→ **WHAT YOU SHOULD DO**
Locate the string "Manage" in the records below. Copy every line where it occurs.

→ **STORED DATA**
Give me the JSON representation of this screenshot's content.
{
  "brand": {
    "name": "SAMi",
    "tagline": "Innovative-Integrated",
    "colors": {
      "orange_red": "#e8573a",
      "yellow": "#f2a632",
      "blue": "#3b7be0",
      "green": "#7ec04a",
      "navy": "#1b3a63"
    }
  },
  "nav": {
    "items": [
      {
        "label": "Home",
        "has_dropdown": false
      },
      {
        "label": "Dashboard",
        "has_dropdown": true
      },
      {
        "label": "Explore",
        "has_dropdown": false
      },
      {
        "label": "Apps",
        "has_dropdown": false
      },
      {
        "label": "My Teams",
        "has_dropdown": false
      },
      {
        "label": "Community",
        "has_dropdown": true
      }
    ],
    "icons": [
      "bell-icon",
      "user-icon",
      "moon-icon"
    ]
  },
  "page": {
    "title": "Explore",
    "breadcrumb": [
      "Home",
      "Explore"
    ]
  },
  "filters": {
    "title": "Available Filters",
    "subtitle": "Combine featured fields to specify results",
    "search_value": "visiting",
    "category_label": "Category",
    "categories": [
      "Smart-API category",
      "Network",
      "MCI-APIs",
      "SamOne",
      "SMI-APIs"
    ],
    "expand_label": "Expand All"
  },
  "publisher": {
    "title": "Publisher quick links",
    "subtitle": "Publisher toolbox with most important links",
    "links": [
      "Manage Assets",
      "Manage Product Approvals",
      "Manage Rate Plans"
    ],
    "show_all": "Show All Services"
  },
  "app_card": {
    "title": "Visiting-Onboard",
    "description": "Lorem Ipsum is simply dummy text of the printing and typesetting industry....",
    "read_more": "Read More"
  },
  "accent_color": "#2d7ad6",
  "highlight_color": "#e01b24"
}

→ **RESULT OF THE TASK**
      "Manage Assets",
      "Manage Product Approvals",
      "Manage Rate Plans"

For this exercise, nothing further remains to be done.